**What you should do:** For each record below, write an exact copy.

**Extracted information:**
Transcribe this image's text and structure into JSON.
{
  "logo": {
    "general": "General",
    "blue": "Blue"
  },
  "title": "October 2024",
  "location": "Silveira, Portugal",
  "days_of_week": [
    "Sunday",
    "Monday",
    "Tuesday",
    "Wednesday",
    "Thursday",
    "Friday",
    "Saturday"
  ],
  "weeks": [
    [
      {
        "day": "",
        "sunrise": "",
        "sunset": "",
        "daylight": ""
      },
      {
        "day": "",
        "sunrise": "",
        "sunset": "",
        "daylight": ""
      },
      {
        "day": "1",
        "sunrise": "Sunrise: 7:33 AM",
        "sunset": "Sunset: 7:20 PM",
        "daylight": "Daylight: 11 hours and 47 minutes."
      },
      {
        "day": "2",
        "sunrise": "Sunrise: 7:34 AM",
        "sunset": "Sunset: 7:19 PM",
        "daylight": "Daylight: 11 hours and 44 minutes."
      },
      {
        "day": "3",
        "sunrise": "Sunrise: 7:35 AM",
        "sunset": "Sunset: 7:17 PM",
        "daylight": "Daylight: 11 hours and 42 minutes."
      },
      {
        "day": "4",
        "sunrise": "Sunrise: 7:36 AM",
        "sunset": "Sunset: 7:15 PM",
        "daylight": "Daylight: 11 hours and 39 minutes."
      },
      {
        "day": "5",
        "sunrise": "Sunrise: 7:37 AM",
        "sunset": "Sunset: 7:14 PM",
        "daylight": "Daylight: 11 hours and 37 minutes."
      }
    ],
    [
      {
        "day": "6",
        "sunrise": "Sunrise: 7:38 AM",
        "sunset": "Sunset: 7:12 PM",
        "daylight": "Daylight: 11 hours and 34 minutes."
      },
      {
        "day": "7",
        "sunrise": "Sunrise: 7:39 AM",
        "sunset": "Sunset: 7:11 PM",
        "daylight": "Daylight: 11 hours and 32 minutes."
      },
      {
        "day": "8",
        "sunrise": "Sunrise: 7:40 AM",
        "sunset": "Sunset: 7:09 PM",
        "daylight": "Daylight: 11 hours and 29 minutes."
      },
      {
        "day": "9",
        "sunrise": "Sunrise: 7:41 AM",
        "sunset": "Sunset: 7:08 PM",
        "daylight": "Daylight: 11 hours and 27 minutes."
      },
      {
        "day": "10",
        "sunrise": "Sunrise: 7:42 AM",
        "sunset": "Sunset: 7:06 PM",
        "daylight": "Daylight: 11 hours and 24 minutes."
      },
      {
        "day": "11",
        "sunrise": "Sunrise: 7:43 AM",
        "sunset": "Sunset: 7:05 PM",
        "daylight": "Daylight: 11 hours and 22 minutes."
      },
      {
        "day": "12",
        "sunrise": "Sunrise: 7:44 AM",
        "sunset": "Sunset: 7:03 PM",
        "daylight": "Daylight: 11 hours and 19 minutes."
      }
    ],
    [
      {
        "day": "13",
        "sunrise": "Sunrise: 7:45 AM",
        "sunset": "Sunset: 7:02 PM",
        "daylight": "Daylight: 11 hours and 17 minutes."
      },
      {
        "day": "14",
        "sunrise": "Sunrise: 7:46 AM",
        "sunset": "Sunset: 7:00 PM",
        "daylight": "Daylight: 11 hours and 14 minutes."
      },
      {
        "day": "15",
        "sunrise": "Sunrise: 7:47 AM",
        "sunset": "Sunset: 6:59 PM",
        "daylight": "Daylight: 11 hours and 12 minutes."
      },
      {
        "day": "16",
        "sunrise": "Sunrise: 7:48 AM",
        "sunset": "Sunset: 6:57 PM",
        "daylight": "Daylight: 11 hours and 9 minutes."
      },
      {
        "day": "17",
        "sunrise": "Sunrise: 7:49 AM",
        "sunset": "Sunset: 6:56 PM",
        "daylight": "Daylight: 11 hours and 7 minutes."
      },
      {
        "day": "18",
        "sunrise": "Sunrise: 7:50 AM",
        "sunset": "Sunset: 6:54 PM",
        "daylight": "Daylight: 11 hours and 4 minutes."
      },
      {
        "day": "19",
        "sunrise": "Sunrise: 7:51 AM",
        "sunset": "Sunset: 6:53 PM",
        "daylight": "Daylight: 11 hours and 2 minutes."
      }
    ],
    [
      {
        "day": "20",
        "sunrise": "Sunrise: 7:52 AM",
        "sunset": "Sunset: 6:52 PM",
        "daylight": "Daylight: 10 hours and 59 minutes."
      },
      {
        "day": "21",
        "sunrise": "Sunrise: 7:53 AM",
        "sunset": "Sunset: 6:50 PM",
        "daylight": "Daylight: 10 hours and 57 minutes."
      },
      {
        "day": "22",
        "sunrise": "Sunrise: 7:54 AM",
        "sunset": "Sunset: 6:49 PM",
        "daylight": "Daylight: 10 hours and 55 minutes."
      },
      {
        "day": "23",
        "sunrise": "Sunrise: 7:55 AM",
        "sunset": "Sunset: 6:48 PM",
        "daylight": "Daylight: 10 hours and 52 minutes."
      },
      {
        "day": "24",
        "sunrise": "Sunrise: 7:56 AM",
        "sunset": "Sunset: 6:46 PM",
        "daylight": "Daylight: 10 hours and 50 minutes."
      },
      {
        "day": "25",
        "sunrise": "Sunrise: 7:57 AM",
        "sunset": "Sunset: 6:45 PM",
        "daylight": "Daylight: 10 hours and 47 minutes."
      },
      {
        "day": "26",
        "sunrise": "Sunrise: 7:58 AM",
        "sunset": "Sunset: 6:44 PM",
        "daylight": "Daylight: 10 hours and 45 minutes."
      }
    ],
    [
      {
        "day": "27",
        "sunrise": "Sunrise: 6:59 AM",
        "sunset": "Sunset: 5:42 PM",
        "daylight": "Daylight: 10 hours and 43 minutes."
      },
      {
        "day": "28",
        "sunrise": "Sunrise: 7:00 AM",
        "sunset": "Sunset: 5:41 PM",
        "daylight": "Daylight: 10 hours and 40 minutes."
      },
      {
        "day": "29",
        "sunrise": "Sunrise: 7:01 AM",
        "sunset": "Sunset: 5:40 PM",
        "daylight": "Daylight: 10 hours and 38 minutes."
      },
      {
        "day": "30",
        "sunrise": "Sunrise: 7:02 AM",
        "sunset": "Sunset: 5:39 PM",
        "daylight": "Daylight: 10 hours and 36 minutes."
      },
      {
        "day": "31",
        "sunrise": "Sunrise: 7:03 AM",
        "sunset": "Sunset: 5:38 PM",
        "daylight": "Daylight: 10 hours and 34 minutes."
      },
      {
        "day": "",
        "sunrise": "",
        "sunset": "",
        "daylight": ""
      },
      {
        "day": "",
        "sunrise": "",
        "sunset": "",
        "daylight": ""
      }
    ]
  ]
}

**Solution below:**
Transcribe this image's text and structure into JSON.
{
  "logo": {
    "general": "General",
    "blue": "Blue"
  },
  "title": "October 2024",
  "location": "Silveira, Portugal",
  "days_of_week": [
    "Sunday",
    "Monday",
    "Tuesday",
    "Wednesday",
    "Thursday",
    "Friday",
    "Saturday"
  ],
  "weeks": [
    [
      {
        "day": "",
        "sunrise": "",
        "sunset": "",
        "daylight": ""
      },
      {
        "day": "",
        "sunrise": "",
        "sunset": "",
        "daylight": ""
      },
      {
        "day": "1",
        "sunrise": "Sunrise: 7:33 AM",
        "sunset": "Sunset: 7:20 PM",
        "daylight": "Daylight: 11 hours and 47 minutes."
      },
      {
        "day": "2",
        "sunrise": "Sunrise: 7:34 AM",
        "sunset": "Sunset: 7:19 PM",
        "daylight": "Daylight: 11 hours and 44 minutes."
      },
      {
        "day": "3",
        "sunrise": "Sunrise: 7:35 AM",
        "sunset": "Sunset: 7:17 PM",
        "daylight": "Daylight: 11 hours and 42 minutes."
      },
      {
        "day": "4",
        "sunrise": "Sunrise: 7:36 AM",
        "sunset": "Sunset: 7:15 PM",
        "daylight": "Daylight: 11 hours and 39 minutes."
      },
      {
        "day": "5",
        "sunrise": "Sunrise: 7:37 AM",
        "sunset": "Sunset: 7:14 PM",
        "daylight": "Daylight: 11 hours and 37 minutes."
      }
    ],
    [
      {
        "day": "6",
        "sunrise": "Sunrise: 7:38 AM",
        "sunset": "Sunset: 7:12 PM",
        "daylight": "Daylight: 11 hours and 34 minutes."
      },
      {
        "day": "7",
        "sunrise": "Sunrise: 7:39 AM",
        "sunset": "Sunset: 7:11 PM",
        "daylight": "Daylight: 11 hours and 32 minutes."
      },
      {
        "day": "8",
        "sunrise": "Sunrise: 7:40 AM",
        "sunset": "Sunset: 7:09 PM",
        "daylight": "Daylight: 11 hours and 29 minutes."
      },
      {
        "day": "9",
        "sunrise": "Sunrise: 7:41 AM",
        "sunset": "Sunset: 7:08 PM",
        "daylight": "Daylight: 11 hours and 27 minutes."
      },
      {
        "day": "10",
        "sunrise": "Sunrise: 7:42 AM",
        "sunset": "Sunset: 7:06 PM",
        "daylight": "Daylight: 11 hours and 24 minutes."
      },
      {
        "day": "11",
        "sunrise": "Sunrise: 7:43 AM",
        "sunset": "Sunset: 7:05 PM",
        "daylight": "Daylight: 11 hours and 22 minutes."
      },
      {
        "day": "12",
        "sunrise": "Sunrise: 7:44 AM",
        "sunset": "Sunset: 7:03 PM",
        "daylight": "Daylight: 11 hours and 19 minutes."
      }
    ],
    [
      {
        "day": "13",
        "sunrise": "Sunrise: 7:45 AM",
        "sunset": "Sunset: 7:02 PM",
        "daylight": "Daylight: 11 hours and 17 minutes."
      },
      {
        "day": "14",
        "sunrise": "Sunrise: 7:46 AM",
        "sunset": "Sunset: 7:00 PM",
        "daylight": "Daylight: 11 hours and 14 minutes."
      },
      {
        "day": "15",
        "sunrise": "Sunrise: 7:47 AM",
        "sunset": "Sunset: 6:59 PM",
        "daylight": "Daylight: 11 hours and 12 minutes."
      },
      {
        "day": "16",
        "sunrise": "Sunrise: 7:48 AM",
        "sunset": "Sunset: 6:57 PM",
        "daylight": "Daylight: 11 hours and 9 minutes."
      },
      {
        "day": "17",
        "sunrise": "Sunrise: 7:49 AM",
        "sunset": "Sunset: 6:56 PM",
        "daylight": "Daylight: 11 hours and 7 minutes."
      },
      {
        "day": "18",
        "sunrise": "Sunrise: 7:50 AM",
        "sunset": "Sunset: 6:54 PM",
        "daylight": "Daylight: 11 hours and 4 minutes."
      },
      {
        "day": "19",
        "sunrise": "Sunrise: 7:51 AM",
        "sunset": "Sunset: 6:53 PM",
        "daylight": "Daylight: 11 hours and 2 minutes."
      }
    ],
    [
      {
        "day": "20",
        "sunrise": "Sunrise: 7:52 AM",
        "sunset": "Sunset: 6:52 PM",
        "daylight": "Daylight: 10 hours and 59 minutes."
      },
      {
        "day": "21",
        "sunrise": "Sunrise: 7:53 AM",
        "sunset": "Sunset: 6:50 PM",
        "daylight": "Daylight: 10 hours and 57 minutes."
      },
      {
        "day": "22",
        "sunrise": "Sunrise: 7:54 AM",
        "sunset": "Sunset: 6:49 PM",
        "daylight": "Daylight: 10 hours and 55 minutes."
      },
      {
        "day": "23",
        "sunrise": "Sunrise: 7:55 AM",
        "sunset": "Sunset: 6:48 PM",
        "daylight": "Daylight: 10 hours and 52 minutes."
      },
      {
        "day": "24",
        "sunrise": "Sunrise: 7:56 AM",
        "sunset": "Sunset: 6:46 PM",
        "daylight": "Daylight: 10 hours and 50 minutes."
      },
      {
        "day": "25",
        "sunrise": "Sunrise: 7:57 AM",
        "sunset": "Sunset: 6:45 PM",
        "daylight": "Daylight: 10 hours and 47 minutes."
      },
      {
        "day": "26",
        "sunrise": "Sunrise: 7:58 AM",
        "sunset": "Sunset: 6:44 PM",
        "daylight": "Daylight: 10 hours and 45 minutes."
      }
    ],
    [
      {
        "day": "27",
        "sunrise": "Sunrise: 6:59 AM",
        "sunset": "Sunset: 5:42 PM",
        "daylight": "Daylight: 10 hours and 43 minutes."
      },
      {
        "day": "28",
        "sunrise": "Sunrise: 7:00 AM",
        "sunset": "Sunset: 5:41 PM",
        "daylight": "Daylight: 10 hours and 40 minutes."
      },
      {
        "day": "29",
        "sunrise": "Sunrise: 7:01 AM",
        "sunset": "Sunset: 5:40 PM",
        "daylight": "Daylight: 10 hours and 38 minutes."
      },
      {
        "day": "30",
        "sunrise": "Sunrise: 7:02 AM",
        "sunset": "Sunset: 5:39 PM",
        "daylight": "Daylight: 10 hours and 36 minutes."
      },
      {
        "day": "31",
        "sunrise": "Sunrise: 7:03 AM",
        "sunset": "Sunset: 5:38 PM",
        "daylight": "Daylight: 10 hours and 34 minutes."
      },
      {
        "day": "",
        "sunrise": "",
        "sunset": "",
        "daylight": ""
      },
      {
        "day": "",
        "sunrise": "",
        "sunset": "",
        "daylight": ""
      }
    ]
  ]
}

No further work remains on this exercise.